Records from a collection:

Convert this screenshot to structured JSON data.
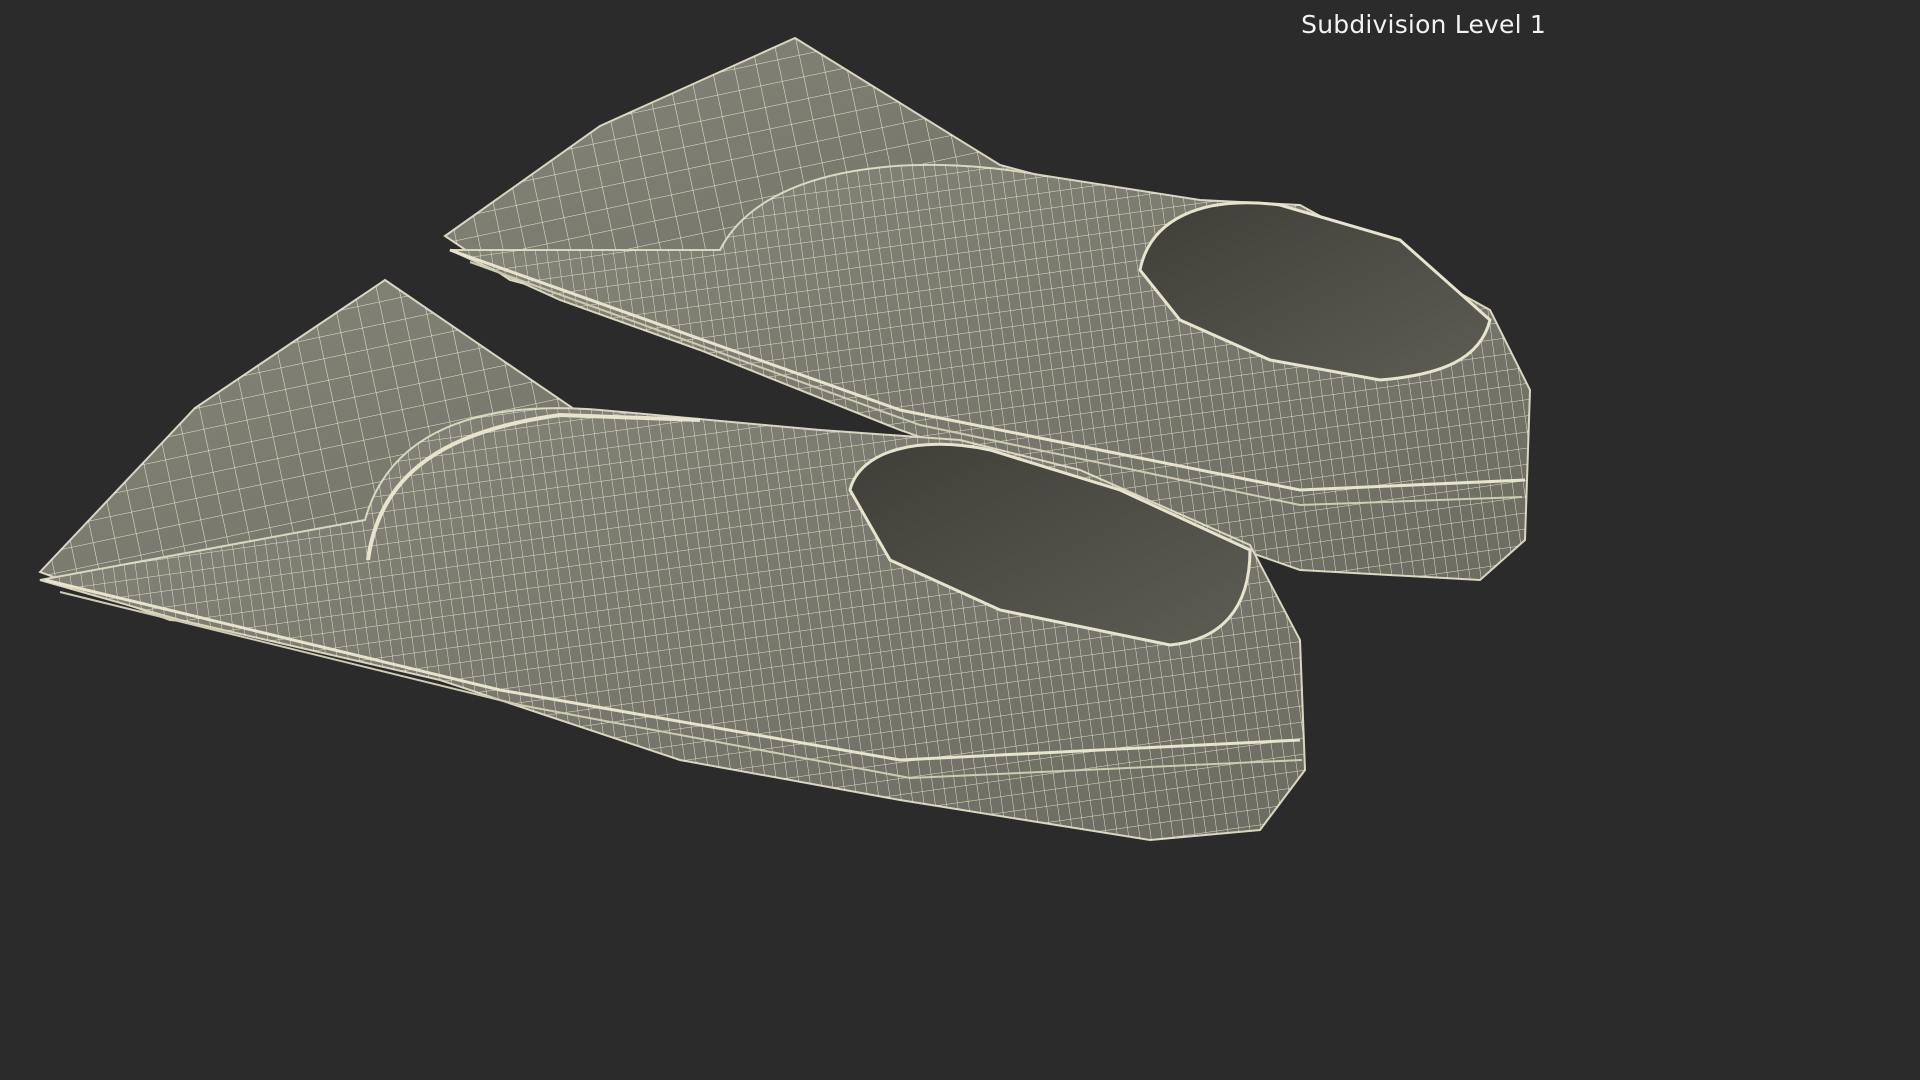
{
  "viewport": {
    "label": "Subdivision Level 1",
    "background": "#2b2b2b"
  },
  "model": {
    "count": 2,
    "surface_color": "#7d7d71",
    "shadow_color": "#5a5a50",
    "inner_color": "#4d4d45",
    "wire_color": "#f3efd8"
  }
}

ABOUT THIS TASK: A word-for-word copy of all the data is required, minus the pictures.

RESULT OF THE TASK:
Convert this screenshot to structured JSON data.
{
  "viewport": {
    "label": "Subdivision Level 1",
    "background": "#2b2b2b"
  },
  "model": {
    "count": 2,
    "surface_color": "#7d7d71",
    "shadow_color": "#5a5a50",
    "inner_color": "#4d4d45",
    "wire_color": "#f3efd8"
  }
}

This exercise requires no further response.